If you open a New York Times this weekend, you'll find a story about jellyfish and immortality splashed across the cover of the Sunday magazine.
The 6,500-word narrative is a compelling read, but a critic at the Knight Science Journalism program at MIT urges skepticism.
"…the problem with this story is that much of what is reported is highly improbable, even unbelievable," writes Paul Raeburn. "And the writing is discursive to a fault."
WATCH VIDEO: Earlier this year, scientists in the Gulf of Mexico caught a
The author, novelist Nathaniel Rich, traveled to Japan to meet a scientist who thinks that an organism known as Turritopsis dohrnii may unlock the secret to human immortality. The tiny jellyfish does a seemingly death-defying trick: After it grows from a polyp to an adult, it reverses the cycle and turns back into a polyp.

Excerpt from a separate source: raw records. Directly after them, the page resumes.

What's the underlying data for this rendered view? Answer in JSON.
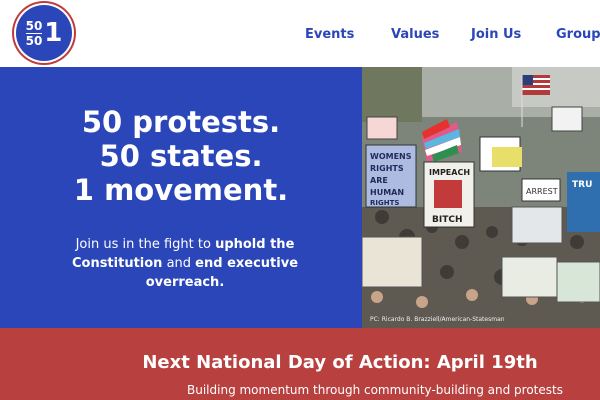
{
  "logo": {
    "top": "50",
    "bottom": "50",
    "number": "1",
    "colors": {
      "fill": "#2b46b8",
      "ring": "#c23a3a"
    }
  },
  "nav": {
    "items": [
      "Events",
      "Values",
      "Join Us",
      "Groups"
    ]
  },
  "hero": {
    "headline_lines": [
      "50 protests.",
      "50 states.",
      "1 movement."
    ],
    "subtext": {
      "part1": "Join us in the fight to ",
      "bold1": "uphold the Constitution",
      "part2": " and ",
      "bold2": "end executive overreach."
    },
    "photo_credit": "PC: Ricardo B. Brazziell/American-Statesman",
    "photo_signs": [
      "WOMENS RIGHTS ARE HUMAN RIGHTS",
      "IMPEACH THE BITCH",
      "ARREST",
      "TRU"
    ]
  },
  "banner": {
    "title": "Next National Day of Action: April 19th",
    "subtitle": "Building momentum through community-building and protests"
  },
  "colors": {
    "primary_blue": "#2b46b8",
    "banner_red": "#b8403f",
    "white": "#ffffff"
  }
}
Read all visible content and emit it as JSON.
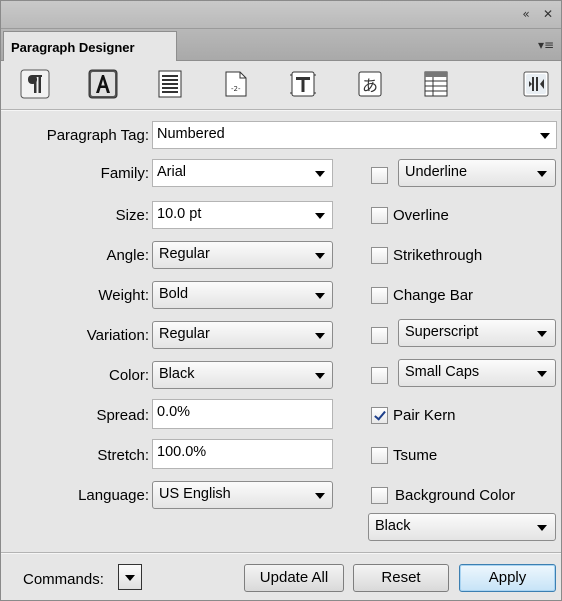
{
  "panel": {
    "tab_title": "Paragraph Designer",
    "collapse_glyph": "«",
    "close_glyph": "✕",
    "menu_glyph": "▾≡"
  },
  "toolbar": {
    "buttons": [
      {
        "name": "basic-properties-icon"
      },
      {
        "name": "default-font-icon"
      },
      {
        "name": "pagination-icon"
      },
      {
        "name": "numbering-icon"
      },
      {
        "name": "advanced-icon"
      },
      {
        "name": "asian-icon"
      },
      {
        "name": "table-cell-icon"
      },
      {
        "name": "direction-icon"
      }
    ]
  },
  "form": {
    "paragraph_tag": {
      "label": "Paragraph Tag:",
      "value": "Numbered"
    },
    "family": {
      "label": "Family:",
      "value": "Arial"
    },
    "size": {
      "label": "Size:",
      "value": "10.0 pt"
    },
    "angle": {
      "label": "Angle:",
      "value": "Regular"
    },
    "weight": {
      "label": "Weight:",
      "value": "Bold"
    },
    "variation": {
      "label": "Variation:",
      "value": "Regular"
    },
    "color": {
      "label": "Color:",
      "value": "Black"
    },
    "spread": {
      "label": "Spread:",
      "value": "0.0%"
    },
    "stretch": {
      "label": "Stretch:",
      "value": "100.0%"
    },
    "language": {
      "label": "Language:",
      "value": "US English"
    }
  },
  "options": {
    "underline": {
      "value": "Underline",
      "checked": false
    },
    "overline": {
      "label": "Overline",
      "checked": false
    },
    "strikethrough": {
      "label": "Strikethrough",
      "checked": false
    },
    "change_bar": {
      "label": "Change Bar",
      "checked": false
    },
    "superscript": {
      "value": "Superscript",
      "checked": false
    },
    "small_caps": {
      "value": "Small Caps",
      "checked": false
    },
    "pair_kern": {
      "label": "Pair Kern",
      "checked": true
    },
    "tsume": {
      "label": "Tsume",
      "checked": false
    },
    "background_color": {
      "label": "Background Color",
      "checked": false,
      "value": "Black"
    }
  },
  "footer": {
    "commands_label": "Commands:",
    "update_all": "Update All",
    "reset": "Reset",
    "apply": "Apply"
  }
}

But Raeburn points out several red flags, among them: The author contends that the Turritopsis dohrnii is unique in its ability, but then quotes an expert who says that other species do the same thing. Then, another expert is quoted as saying that while the cells are immortal, the organism itself may not be. And it's unclear whether the scientist, Shin Kubota, is clouded by the idea of spiritual immortality.
The bottom line? Here's how Raeburn sums it up:
"It's clear that Rich was seduced by the romance of the story. Kubota is indeed a fascinating character and a prime candidate for a profile. What is missing here is a proper sense of journalistic detachment and skepticism. Kubota seems like a genial fellow, and Rich clearly likes and admires him. There's nothing wrong with that, except that Rich makes the fatal mistake of swallowing everything Kubota tells him. And when Rich briefly quotes critics, he seems to suggest that they dissent only because they do not understand Kubota's work."
So far, there is one correction appended to the online version. Stay tuned.
Photo: Turritopsis dohrnii Credit: YouTube